The gorge begins some 30 kilometres from Queenstown, close to the wine-growing community of Gibbston and the large rock outcrop known as the Nevis Bluff. It continues for some 25 kilometres before the river emerges into the upper valley of the Clutha River close to the settlement of Ripponvale.

The Kawarau gorge's first historical significance was as a travel route to the South Island's West Coast. A natural bridge, "Whatatorere", where the river narrows to 1.2 metres (3.9 ft), was important first to early Māori and then to goldminers as the only place the Clutha and Kawarau rivers could be crossed without boats. Māori were heading for the Cardrona Valley to reach Wanaka, and on to the Haast Pass to seek pounamu.[2]

In the 1860s, the gorge was the site of much activity during the Otago Gold Rush. The preserved remains of several miner's cottages (notably those of Chinese migrants) can be seen above the banks of the river. The Roaring Meg hydro scheme and Goldfields Mining Centre are in the gorge. Visitors can experience panning for gold at the Goldfields Mining Centre.[3]
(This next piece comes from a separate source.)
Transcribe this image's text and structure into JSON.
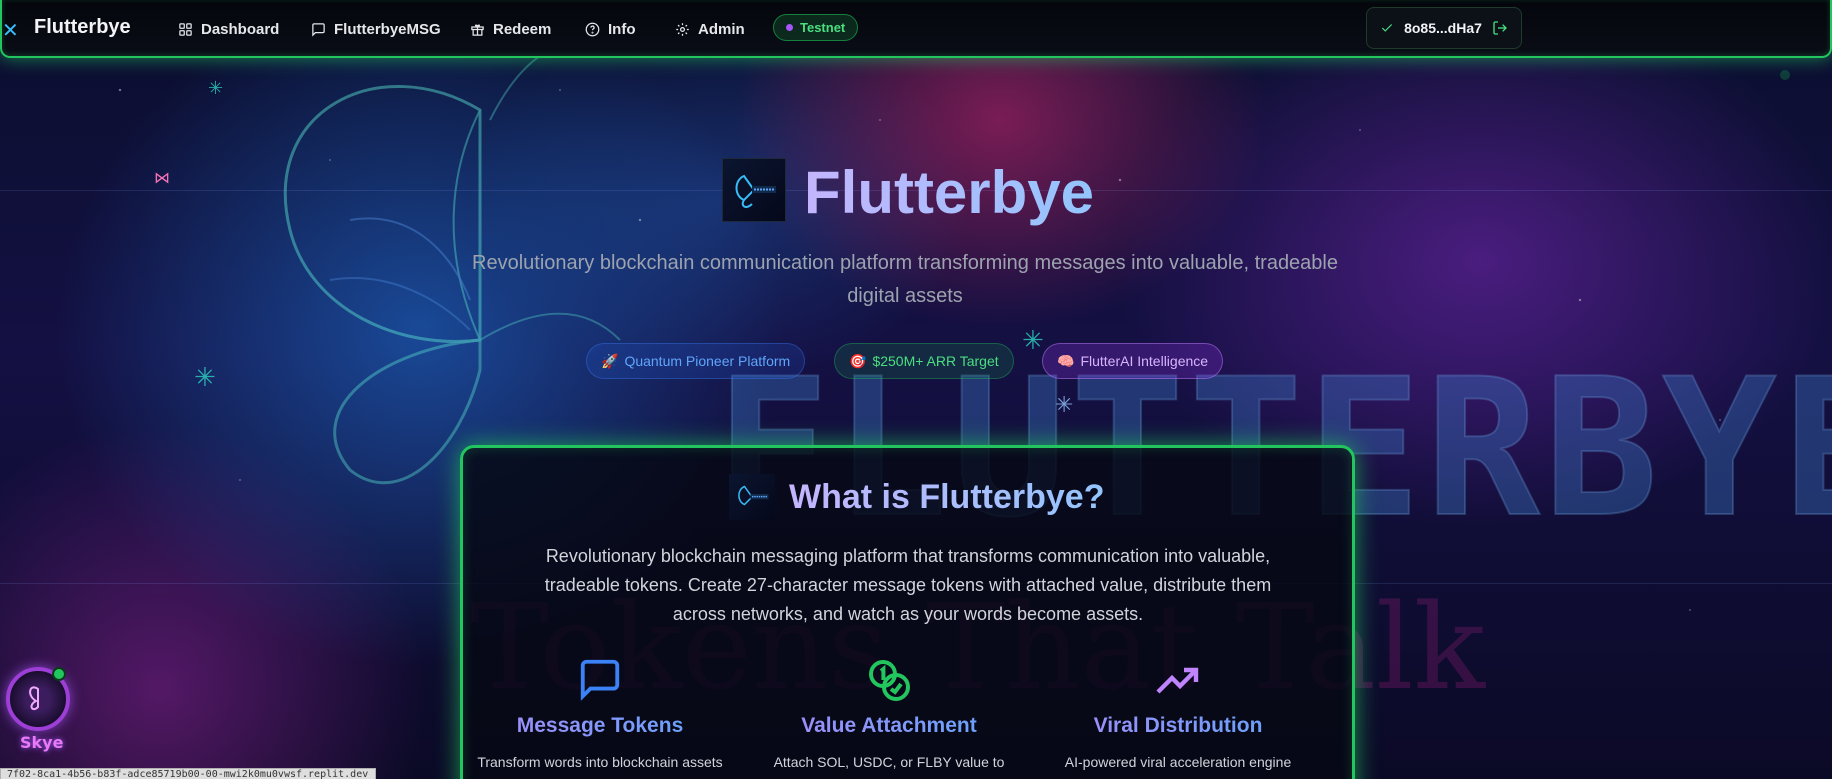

The gorge is the site of several extreme sports, including bungy jumping at the Kawarau Gorge Suspension Bridge, and white-water sports such as kayaking[4] and riverboarding.[5]

A 2004 accident resulted in two hundred litres of hydrochlorite acid spilling into the gorge, the acid cleaned the highway but caused no environmental damage.[6] Three New Zealand Army soldiers died when their Unimog fell 100 m down the gorge into the river, during a training exercise in 2005.[7][8]

The gorge is one of only two known areas where the nationally critical endangered fungus weevil Cerius otagensis has been found.[9]

See also[edit]


  1. ^ "Kawarau Gorge widening to be completed this week". The New Zealand Herald. 3 March 2008. Retrieved 27 November 2008.
  2. ^ Janet Stephenson; Heather Bauchop; Peter Petchey (2004). Bannockburn Heritage Landscape Study (PDF). p. 29.
  3. ^ "Goldfields Mining Centre". Archived from the original on 20 June 2014. Retrieved 26 August 2014.
  4. ^ "Otago / Kawarau". NZRCA. Retrieved 27 November 2008.
  5. ^ Harvey, Sarah (30 April 2008). "A Kawarau experience I don't want to repeat". Otago Daily Times. Retrieved 27 November 2008.
  6. ^ "Kawarau Gorge acid spill 'cleans road'". The New Zealand Herald. 9 December 2004. Retrieved 27 November 2008.
  7. ^ Carter, Bridget (24 February 2005). "Army truck plunges 100m into river". The New Zealand Herald. Retrieved 27 November 2008.
  8. ^ "Army crash victims named". The New Zealand Herald. 24 February 2005. Retrieved 27 November 2008.
  9. ^ Holloway, B.A. (1982). Fauna of New Zealand ([2nd impr.]. ed.). Wellington, N.Z: DSIR. ISBN 0-477-06703-4. Retrieved 21 May 2016.

Coordinates: 45°01′S 169°05′E / 45.02°S 169.09°E / -45.02; 169.09